By most accounts, WeWork provides a valuable product. They lease office space en masse, chop it up in to smaller pieces and sub-lease that space to others. This service can be tremendously valuable in the gig economy or to small companies that want a presence in a particular market but don’t want to lock in to a long term lease. We have clients who utilize WeWork for space as small as a single desk in a building and swear by the service. I suspect if they had focused on that core business model things wouldn’t have gotten so out of hand. Instead, their management (led largely by the founder Adam Neumann) tried to reframe WeWork as a technology company. They raised tremendous amounts of money in the private equity markets and used those funds to throw large parties, branch into corollary businesses and increase the scope of their corporate mission.
Somewhere along the line being an efficient lessor of office space wasn’t enough. Their mission statement laughably states that they wish to “elevate the world’s consciousness”. Mr. Neumann was given wide autonomy to do seemingly whatever he wished. He was involved in self dealings with that company that border on the egregious. The lack of corporate governance proved to be massively distasteful to the public markets. So when all of these problems became more apparent, the public markets balked. They expressed no interest in the initial IPO valuation cutting the prospective IPO price by nearly 2/3. Ultimately, We (now the legal name) decided to table the IPO until management could address the concerns. Time will tell if We returns to the public markets for another crack at an IPO.
Not an Isolated Case
Incredibly, We is not a unique case.
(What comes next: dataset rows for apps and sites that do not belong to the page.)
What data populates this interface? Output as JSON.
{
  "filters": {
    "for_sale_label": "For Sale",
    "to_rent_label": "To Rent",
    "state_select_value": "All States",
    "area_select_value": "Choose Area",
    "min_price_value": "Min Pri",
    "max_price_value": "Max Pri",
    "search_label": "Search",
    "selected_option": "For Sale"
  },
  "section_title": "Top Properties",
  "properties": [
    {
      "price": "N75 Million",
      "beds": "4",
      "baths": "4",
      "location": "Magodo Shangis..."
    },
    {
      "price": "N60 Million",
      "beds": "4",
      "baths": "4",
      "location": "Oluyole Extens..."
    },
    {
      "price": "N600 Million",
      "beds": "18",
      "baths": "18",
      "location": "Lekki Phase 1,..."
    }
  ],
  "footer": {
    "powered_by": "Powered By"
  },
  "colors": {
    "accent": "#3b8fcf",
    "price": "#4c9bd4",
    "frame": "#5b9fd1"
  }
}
While private markets provide the opportunity for HUGE returns they often do so in gray areas where disclosure requirements are far less than public markets. Public markets are much more regulated which increases costs and complexity to process. Functions like accounting, finance and corporate governance become equally important to a public company as sales growth. Several companies have made it to IPO only to see their stock plummet: Snap, Dropbox, Blue Apron and Pintrest are prominent examples in the last 2-3 years.
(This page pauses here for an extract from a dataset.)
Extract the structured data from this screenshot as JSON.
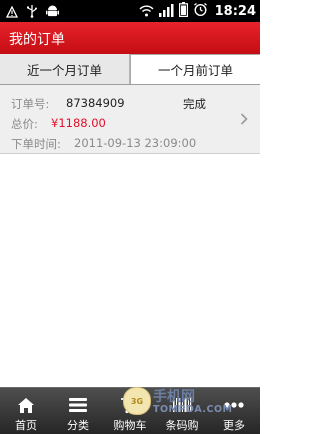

Some companies never make it to the public markets due to huge scandals prior to reaching IPO. Notably, Theranos was a house of cards that cost private equity investors 100’s of millions of dollars. For a full redux on Theranos and all of the fraud perpetrated by it’s founders I encourage you to read Bad Blood. It is one of the more remarkable books on business I have ever read and reads more like fiction than an actual accounting of what happened.
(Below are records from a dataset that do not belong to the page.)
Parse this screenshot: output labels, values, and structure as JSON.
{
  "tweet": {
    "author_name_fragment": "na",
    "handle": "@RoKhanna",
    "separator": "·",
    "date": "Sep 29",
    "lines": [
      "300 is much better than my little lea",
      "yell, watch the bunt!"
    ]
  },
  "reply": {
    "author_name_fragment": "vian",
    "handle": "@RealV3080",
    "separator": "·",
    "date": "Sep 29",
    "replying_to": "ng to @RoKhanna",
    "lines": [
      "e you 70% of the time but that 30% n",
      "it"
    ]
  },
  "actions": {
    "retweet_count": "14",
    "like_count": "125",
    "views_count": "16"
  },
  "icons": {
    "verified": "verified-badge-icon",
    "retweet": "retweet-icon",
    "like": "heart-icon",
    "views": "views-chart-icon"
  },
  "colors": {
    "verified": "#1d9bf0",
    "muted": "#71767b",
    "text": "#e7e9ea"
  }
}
Impact on Investors
The takeaway for retail investors and more specifically my clients, is to be careful in non-public markets. This includes not just stock purchases but private placements, non-traded REITs, venture capital funds, etc. All of these investment vehicles operate in an opaque world where often a handful of investors determine the valuation of a business. Public markets, of course, offer the opportunity for millions of market players to help determine the appropriate market price of an investment. That’s a huge difference. If the public markets don’t like the way a company is governed they can press for changes to that management. Often in private investments management change is more difficult to obtain. Lastly, private equity is most often highly illiquid. Private equity proponents will tell you that is a feature not a bug. Perhaps they are correct. But long term lockups of funds are tough, particularly if the company has other issues swirling around.
None of this is to say that Private Equity is bad. Not by any means. PE often provides liquidity to the next great companies. They provide opportunities for HUGE payoffs often much higher than multiples achieved in public markets. Higher risk/higher reward and all of that. But investors who aren’t knowledgeable of the workings of PE or a non-public investment more generally, should proceed with caution. Ask questions, do due diligence, and if you aren’t 100% sure what you are getting into don’t be afraid to walk away.
This caution is also consistent with my message to clients to keep things simple. Virtually all of my clients financial plans and investment vehicles utilized are done with the goal of simplicity. This simplicity, while not sexy, equates to lower costs to invest and equates to a more understandable plan that is more likely to be stuck with.
As always, if you have questions about this post or more generally about our financial planning process, please don’t hesitate to contact us.